Very nice post, good points indeed!
I know what you mean. The romance groups have such uplifting writers. It’s nice to know that there is such a level of support.
heart you back! thanks for the post
Hi Christine! When I first started writing, I never imagined meeting so many wonderful people. The romance community is amazing. I’ve made such special friends, both in person and online, and their kindness and generosity is something I’m so grateful for. I heart you back!
Hear, hear! Beautifully put, Christine.
I heart you more!
I am with you. My career did not get off the ground until I joined RWA & my local chapter. An online chaper helped critique a book i ended up selling. They were tough but encouraging. I write romance because i read romance.
There is just NO place for put-downs amongst writers, in my opinion. All writing, as you say, is WORK and we should support one another – always.
Good for you for stepping up and saying so.
Yay! I double heart you, and I too heart all writers, especially those who include a happily ever after. : )
I heart you and all of my romance friends. I sometimes wonder if the “negative” reaction to romance is caused by its numbers. Romance far outsells all other genres. I think others put it down in order to feel better about themselves. It is a shame, but I think that feeds into the negativity.
I’m brand new to the romance writing community, with a book coming out in May (meaning, as of right now, unpublished), and I am amazed at the warmth and welcoming friendship offered up in this genre. I completely agree.
While not a romance writer myself (although my current WIP is young adult contemporary romance, hmmm), I have been blessed to find some supportive writing communities. I have also stumbled upon some less-than-accepting writers, especially those who look down at others not publishing in the same way they are (self, indie, trad). I glean what I want and get out of there quickly. You are right, Christine! Writing is a tough enough biz without being smacked around by others on the same journey you’re on. Great post!
So right. No room for negativity. If only we could get everyone to think that way. Big hugs!
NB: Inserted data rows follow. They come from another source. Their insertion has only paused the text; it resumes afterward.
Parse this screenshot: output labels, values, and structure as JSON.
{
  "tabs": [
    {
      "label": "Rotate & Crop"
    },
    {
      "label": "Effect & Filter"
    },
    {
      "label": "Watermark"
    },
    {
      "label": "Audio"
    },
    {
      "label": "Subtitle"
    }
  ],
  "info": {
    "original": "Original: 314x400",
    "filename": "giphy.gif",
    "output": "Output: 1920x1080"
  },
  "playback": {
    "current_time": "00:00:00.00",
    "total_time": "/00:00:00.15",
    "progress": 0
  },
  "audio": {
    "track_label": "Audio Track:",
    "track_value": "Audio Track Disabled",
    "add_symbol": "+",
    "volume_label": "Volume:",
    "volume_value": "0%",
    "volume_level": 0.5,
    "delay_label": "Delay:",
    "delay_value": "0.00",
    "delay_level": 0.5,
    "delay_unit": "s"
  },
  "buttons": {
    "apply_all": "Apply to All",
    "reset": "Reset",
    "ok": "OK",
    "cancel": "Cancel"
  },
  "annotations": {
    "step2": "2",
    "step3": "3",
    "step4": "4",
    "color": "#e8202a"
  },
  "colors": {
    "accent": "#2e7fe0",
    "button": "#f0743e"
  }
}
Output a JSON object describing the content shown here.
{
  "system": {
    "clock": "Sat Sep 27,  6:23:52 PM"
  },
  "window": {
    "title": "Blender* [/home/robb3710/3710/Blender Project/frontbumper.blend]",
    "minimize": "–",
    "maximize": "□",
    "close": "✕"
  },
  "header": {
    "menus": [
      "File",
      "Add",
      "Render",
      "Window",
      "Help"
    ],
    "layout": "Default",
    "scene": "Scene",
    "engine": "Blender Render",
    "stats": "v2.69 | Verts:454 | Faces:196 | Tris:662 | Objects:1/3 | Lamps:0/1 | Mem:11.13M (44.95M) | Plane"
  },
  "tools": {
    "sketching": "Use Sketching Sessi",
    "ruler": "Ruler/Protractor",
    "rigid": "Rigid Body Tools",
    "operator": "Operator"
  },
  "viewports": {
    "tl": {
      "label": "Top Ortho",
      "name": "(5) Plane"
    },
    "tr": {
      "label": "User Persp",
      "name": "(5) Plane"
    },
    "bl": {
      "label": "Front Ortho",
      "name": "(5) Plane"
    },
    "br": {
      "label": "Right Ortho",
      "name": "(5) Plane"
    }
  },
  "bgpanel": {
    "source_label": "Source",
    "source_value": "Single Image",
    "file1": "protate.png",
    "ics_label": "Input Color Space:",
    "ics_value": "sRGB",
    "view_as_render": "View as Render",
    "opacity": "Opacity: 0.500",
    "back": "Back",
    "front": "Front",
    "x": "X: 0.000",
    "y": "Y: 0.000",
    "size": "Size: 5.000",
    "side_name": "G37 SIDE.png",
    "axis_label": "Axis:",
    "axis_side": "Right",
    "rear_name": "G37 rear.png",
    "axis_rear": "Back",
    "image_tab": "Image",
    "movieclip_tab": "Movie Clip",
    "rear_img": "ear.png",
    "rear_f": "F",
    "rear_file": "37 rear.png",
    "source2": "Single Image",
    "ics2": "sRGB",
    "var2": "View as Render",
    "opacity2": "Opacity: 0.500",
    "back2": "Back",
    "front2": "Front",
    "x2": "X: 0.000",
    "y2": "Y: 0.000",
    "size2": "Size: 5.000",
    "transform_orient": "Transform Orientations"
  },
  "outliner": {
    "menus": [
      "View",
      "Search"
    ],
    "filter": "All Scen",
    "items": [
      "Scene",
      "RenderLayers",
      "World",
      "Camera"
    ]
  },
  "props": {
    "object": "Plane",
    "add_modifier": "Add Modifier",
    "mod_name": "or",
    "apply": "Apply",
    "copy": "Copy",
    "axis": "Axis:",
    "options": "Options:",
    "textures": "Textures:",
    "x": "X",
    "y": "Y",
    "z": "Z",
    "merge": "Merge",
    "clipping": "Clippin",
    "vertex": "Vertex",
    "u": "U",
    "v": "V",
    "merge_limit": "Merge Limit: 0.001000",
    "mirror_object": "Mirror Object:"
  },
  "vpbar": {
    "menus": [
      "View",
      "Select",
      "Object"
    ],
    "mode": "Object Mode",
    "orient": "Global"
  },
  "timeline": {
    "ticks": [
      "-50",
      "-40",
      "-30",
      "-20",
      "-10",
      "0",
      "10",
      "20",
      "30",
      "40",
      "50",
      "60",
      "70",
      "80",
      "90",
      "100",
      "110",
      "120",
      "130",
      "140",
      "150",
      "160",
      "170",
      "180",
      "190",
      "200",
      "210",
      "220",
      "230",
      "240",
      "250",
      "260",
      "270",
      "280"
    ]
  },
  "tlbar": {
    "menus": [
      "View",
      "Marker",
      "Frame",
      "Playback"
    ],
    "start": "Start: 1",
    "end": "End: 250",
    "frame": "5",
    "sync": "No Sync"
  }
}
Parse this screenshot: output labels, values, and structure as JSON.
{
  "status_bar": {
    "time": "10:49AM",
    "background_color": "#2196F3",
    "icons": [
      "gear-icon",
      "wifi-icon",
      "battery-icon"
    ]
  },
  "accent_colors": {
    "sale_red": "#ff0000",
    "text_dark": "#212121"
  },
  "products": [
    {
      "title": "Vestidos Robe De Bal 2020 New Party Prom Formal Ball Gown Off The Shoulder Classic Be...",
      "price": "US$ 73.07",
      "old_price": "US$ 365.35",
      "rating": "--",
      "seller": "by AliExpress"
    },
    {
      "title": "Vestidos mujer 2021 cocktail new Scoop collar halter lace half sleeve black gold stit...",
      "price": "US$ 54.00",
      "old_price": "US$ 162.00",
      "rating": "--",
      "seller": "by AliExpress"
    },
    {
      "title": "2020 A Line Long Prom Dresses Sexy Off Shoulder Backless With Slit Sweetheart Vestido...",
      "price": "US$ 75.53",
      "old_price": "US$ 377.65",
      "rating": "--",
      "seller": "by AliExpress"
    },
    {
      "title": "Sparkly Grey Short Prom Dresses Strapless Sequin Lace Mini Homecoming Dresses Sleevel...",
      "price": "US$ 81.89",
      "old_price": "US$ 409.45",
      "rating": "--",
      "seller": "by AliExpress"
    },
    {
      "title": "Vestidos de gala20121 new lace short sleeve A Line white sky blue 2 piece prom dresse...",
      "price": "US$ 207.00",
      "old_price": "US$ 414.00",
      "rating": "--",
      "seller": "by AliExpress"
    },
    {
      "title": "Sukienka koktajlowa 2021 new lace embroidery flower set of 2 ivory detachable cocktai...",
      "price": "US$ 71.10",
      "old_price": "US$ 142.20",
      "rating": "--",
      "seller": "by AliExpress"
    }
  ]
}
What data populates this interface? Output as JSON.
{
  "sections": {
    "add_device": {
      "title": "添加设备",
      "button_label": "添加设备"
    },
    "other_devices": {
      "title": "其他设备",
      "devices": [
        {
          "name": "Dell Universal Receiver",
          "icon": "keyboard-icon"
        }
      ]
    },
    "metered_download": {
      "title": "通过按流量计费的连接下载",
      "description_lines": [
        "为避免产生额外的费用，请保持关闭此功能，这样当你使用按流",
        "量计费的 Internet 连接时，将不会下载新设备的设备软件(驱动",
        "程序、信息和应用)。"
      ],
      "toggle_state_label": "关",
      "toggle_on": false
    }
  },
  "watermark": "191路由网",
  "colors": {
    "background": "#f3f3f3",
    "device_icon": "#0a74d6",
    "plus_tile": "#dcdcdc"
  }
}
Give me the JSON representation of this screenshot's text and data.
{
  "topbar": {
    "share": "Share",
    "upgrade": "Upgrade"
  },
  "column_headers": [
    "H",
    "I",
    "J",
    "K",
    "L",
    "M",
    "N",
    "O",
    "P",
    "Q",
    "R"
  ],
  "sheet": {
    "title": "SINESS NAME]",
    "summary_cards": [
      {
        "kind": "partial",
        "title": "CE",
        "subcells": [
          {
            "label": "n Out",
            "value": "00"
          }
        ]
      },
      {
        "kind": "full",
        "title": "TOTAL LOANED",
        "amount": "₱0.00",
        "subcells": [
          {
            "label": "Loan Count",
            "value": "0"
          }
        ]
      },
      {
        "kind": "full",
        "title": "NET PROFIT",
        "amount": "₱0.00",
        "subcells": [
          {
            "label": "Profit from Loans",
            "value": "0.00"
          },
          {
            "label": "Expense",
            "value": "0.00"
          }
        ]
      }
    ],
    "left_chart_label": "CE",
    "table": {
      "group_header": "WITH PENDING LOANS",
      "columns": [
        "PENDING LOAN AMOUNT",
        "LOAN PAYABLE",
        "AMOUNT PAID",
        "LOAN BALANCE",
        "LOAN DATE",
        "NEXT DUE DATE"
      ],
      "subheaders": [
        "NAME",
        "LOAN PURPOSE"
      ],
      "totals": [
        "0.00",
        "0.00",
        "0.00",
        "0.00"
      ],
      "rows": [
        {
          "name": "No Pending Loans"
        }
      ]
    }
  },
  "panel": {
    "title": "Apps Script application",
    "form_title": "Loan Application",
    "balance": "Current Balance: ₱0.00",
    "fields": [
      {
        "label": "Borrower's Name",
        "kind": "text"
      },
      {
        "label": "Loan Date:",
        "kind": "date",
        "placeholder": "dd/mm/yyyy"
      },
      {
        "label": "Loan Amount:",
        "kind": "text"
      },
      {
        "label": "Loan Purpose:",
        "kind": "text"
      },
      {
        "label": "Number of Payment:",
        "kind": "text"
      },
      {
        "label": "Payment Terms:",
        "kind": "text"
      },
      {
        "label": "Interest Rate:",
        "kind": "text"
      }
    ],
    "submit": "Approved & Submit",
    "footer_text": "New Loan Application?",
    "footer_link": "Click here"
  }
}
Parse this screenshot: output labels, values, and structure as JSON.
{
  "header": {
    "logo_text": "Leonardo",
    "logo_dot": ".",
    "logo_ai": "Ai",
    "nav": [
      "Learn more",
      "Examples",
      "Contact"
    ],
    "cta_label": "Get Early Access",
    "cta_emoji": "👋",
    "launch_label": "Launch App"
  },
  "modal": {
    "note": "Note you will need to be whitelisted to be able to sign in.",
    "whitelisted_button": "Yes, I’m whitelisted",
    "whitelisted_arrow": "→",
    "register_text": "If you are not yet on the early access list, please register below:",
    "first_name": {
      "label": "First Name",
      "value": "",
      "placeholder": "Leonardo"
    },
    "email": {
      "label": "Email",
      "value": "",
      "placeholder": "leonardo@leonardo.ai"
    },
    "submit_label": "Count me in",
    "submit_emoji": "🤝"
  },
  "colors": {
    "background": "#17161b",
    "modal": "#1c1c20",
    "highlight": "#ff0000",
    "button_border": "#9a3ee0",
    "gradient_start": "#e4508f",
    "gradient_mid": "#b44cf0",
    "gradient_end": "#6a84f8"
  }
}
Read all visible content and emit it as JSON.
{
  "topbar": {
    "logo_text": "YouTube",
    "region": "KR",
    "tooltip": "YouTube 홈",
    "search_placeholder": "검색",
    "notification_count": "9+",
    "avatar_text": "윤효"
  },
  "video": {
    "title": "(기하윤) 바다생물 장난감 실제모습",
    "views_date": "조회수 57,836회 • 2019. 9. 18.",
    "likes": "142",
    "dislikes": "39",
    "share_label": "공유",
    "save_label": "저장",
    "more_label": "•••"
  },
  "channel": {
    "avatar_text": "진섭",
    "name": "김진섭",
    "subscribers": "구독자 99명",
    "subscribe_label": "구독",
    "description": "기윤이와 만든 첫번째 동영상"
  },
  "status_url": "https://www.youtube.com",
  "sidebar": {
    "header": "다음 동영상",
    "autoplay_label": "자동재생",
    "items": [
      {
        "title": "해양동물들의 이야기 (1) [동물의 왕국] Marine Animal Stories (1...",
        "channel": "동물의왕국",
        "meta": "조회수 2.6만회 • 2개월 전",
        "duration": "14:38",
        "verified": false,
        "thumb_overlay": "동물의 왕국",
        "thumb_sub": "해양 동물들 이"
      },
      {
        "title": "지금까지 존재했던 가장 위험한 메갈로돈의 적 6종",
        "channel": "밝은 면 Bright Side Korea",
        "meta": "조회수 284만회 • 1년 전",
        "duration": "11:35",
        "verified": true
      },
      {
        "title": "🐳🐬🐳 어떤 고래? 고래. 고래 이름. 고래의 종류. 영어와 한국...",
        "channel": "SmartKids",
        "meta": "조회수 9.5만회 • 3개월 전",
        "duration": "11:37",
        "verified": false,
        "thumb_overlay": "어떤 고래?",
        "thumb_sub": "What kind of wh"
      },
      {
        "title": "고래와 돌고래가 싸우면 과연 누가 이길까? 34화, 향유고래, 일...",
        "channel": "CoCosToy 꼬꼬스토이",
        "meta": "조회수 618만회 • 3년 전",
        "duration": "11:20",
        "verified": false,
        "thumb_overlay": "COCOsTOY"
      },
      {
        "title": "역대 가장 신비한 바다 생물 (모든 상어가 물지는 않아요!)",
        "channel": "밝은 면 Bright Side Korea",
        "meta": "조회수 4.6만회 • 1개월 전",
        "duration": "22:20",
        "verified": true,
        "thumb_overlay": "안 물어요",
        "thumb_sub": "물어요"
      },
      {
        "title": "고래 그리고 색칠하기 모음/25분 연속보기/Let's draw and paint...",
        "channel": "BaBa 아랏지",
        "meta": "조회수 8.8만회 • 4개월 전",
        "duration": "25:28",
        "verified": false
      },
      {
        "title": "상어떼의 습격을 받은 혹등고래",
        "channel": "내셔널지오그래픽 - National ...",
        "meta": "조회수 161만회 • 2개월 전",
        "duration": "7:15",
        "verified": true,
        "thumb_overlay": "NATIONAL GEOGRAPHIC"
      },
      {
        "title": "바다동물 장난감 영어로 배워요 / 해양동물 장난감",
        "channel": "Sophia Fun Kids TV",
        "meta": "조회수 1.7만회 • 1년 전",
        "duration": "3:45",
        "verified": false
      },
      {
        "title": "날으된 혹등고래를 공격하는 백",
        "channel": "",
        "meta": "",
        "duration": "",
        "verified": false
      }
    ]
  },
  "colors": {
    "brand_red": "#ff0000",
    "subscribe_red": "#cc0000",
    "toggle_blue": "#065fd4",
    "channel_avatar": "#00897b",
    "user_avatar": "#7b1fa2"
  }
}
Well said, Christine! While I write suspense & horror, my work usually has a relationship in it. It’s not truly romance, but romantic elements. One of the first things I tell any new writer is to join RWA regardless of genre. You just can’ t beat the information, nurturing & mentoring you can find through them. I have found writers in other groups to be awesome as well. Like Julie said, it’s the individuals in some of those groups that are just difficult to deal with & I try to ignore them. I’m lucky to have the writing friends I have & I appreciate every one of them. 🙂